I had a minimum of two visits a week to the hospital and each visit was hell. I mean ‘Physiotherapy’. I was always in the hospital and it was extremely painful. I had my treatment at Lagos University Teaching Hospital (LUTH) and National Orthopaedic Hospital, Igbobi, Lagos. The experience wasn’t an interesting one, trust me.
Highs and Lows so Far
My highest moment in my growing up years was when I could ask for ‘anything’ from my parents and they didn’t say ‘No’. Everything in the world seemed to be at my beck and call. My lowest moment was on the 8th of March, 2000 when my dad passed on from renal failure. It was the final year of my secondary school and that was when I understood the meaning of the Word – ‘Responsibility’.

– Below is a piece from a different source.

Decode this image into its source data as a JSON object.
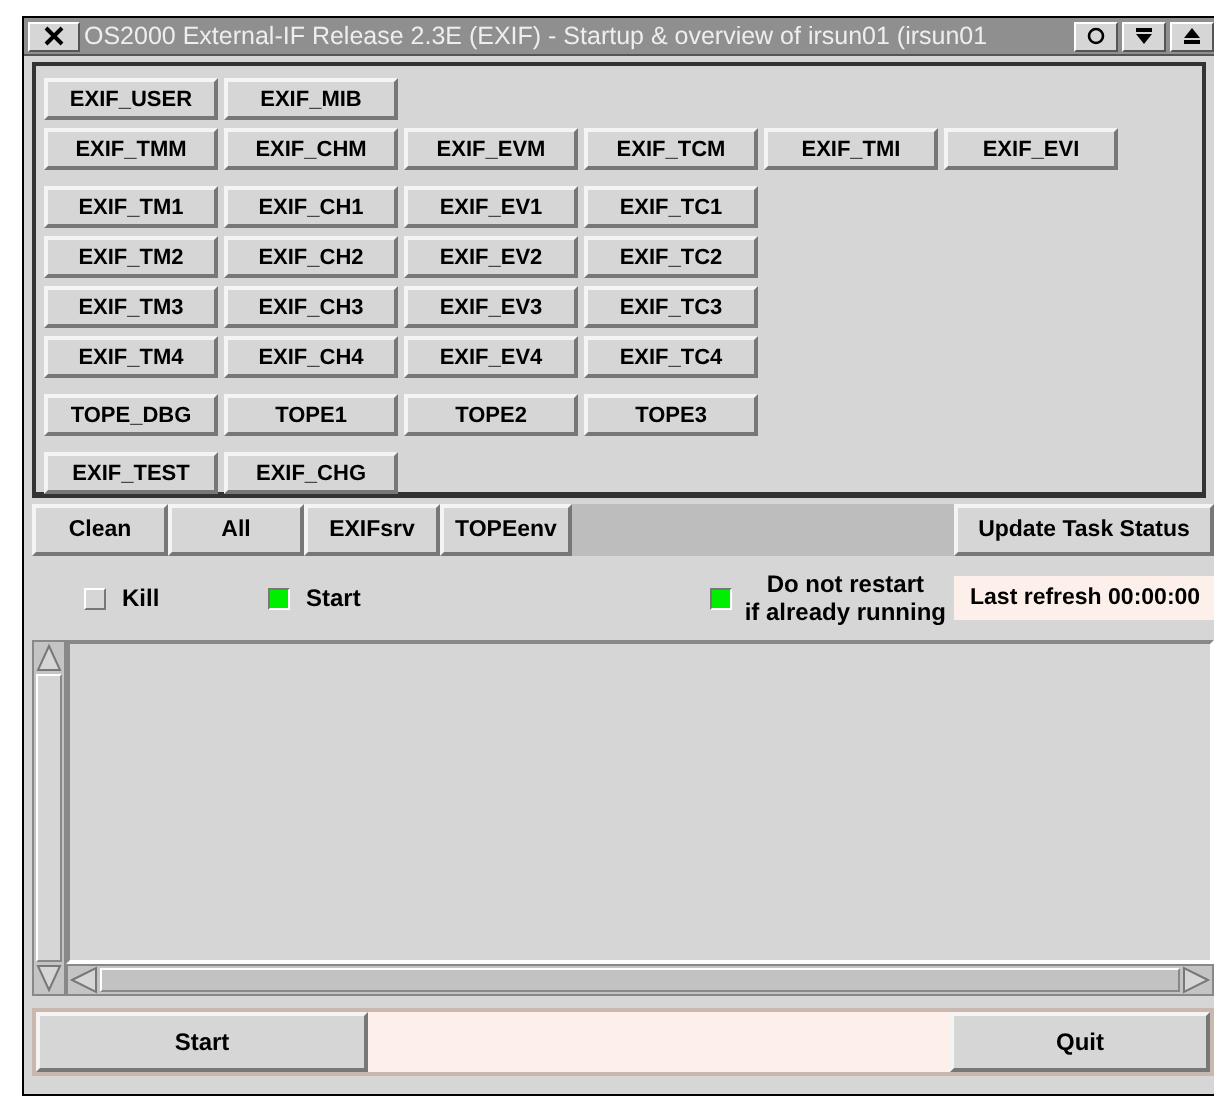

A life changing experience was when one of my friends Jane Ogbe wrote a story about me and I was nominated for the ‘Survival Against All Odds Awards, by the Aart of Life Foundation in 2006. It was featured on-air, people voted for me and it was a really exhilarating feeling. I came 1st Runner up eventually. It also helped me become a stronger person because people kept stopping me to say they watched the program and they were inspired by my story. I felt good that I was an inspiration to someone.

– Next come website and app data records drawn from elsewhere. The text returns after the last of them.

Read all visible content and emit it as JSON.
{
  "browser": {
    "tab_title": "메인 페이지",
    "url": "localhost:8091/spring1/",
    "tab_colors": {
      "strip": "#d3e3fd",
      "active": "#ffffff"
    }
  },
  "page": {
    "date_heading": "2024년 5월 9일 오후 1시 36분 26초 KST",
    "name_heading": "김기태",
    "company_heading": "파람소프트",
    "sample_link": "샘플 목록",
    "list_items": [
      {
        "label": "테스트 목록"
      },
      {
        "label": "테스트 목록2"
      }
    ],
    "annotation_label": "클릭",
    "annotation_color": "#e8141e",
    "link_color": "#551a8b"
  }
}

I have a Bachelor’s degree in Zoology from the University of Lagos in 2008. My entry into the University was a miracle. I had battled with JAMB for two years so I struggled and bought a Diploma form in the University of Lagos, passed the entrance examination and though I did not have the money to pay my school fees. Another challenge was transportation to school from Satellite town to Akoka because Diploma students weren’t given accommodation in school.

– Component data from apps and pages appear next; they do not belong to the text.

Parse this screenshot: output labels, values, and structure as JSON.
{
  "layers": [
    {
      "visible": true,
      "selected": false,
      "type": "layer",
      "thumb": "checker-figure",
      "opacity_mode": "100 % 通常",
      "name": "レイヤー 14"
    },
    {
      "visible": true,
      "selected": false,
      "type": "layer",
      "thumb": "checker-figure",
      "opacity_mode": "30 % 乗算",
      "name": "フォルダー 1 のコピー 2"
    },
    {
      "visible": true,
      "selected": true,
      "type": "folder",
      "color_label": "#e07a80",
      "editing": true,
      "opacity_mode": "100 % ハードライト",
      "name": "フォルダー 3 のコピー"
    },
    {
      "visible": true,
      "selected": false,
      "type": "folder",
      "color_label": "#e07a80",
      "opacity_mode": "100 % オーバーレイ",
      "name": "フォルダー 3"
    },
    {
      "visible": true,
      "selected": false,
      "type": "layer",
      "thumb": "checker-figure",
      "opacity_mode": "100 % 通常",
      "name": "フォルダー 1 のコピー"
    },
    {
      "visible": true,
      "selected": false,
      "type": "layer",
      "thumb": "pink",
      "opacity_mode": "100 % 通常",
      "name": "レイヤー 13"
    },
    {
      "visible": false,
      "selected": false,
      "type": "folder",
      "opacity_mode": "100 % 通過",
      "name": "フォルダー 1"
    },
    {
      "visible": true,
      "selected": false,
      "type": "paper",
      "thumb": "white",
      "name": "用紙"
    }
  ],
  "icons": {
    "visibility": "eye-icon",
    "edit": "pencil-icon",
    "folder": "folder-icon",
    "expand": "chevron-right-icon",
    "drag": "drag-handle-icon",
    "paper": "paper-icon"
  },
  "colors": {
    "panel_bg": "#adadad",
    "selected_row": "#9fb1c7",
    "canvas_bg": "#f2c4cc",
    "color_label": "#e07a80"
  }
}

Being the very optimistic person that I am, I took the risk of waking up every morning without a dime and then I would get a ride by strangers to half way my journey or directly to school. I met the Deputy Vice Chancellor (Academy) of my time to tell him about my challenges. When he met me, he was pleased with my zeal to be educated despite my physical and financial challenges and he gave me an approval to write the exam. I eventually wrote the exam and came out with good grades with which I gained admission by Direct Entry to study a degree course in Zoology and my debt was erased. How I made it through Diploma was amazingly miraculous.
Getting about without Proper Infrastructure for Disabilities
My everyday experience in school got so tough over time as my classes were held at third floor and underground at the Faculty of Science. I couldn’t go for all the classes as my human energy couldn’t carry me. So, I either stayed for all the lectures that would be held at third floor or downstairs throughout a day. I couldn’t shuffle going for classes but ‘I still made it to class’.
I have loads of friends who are extremely supportive. I’m someone who’s very vibrant and energetic so I always have positive people around me. I have admirers like every regular girl. Walking with crutches has not influenced my relationship with anyone, people are attracted to my personality and relate with me as a ‘Person’, not as a ‘Challenged Person’.
Ray of Hope in the Horizon
I found a hospital in Nottingham, England where I could undergo corrective surgery. It is an anterior surgical release and posterior stabilisation with rods and screw as well as fusion of the spine with a 2-stage procedure and have an opportunity to walk unaided again. It costs way more than what I can afford as an individual considering my present financial status.
Surround Yourself with Positive People
I write poems, read books, listen to good music, invite friends around. That’s what I do to keep the fire burning. If you have a disability and you live in Nigeria, this is what I’ll say: stay strong, look good, smell good, surround yourself with positive people, dream big, take a Leap and you will achieve your goals!
Due to BellaNaija’s policy, Kelechi’s account number was not previously published. However, we have felt it imperative to do so now as many readers have asked us for it and shown a willingness to contribute to helping Kelechi walk again. She has sent the following bank details to us: Account name: Uhegwu Kelechi Ruth| Account number: GTB savings: 0008250589.
Please note that BellaNaija will not be held liable for any misappropriation of funds or any liabilities ensuing from the donation.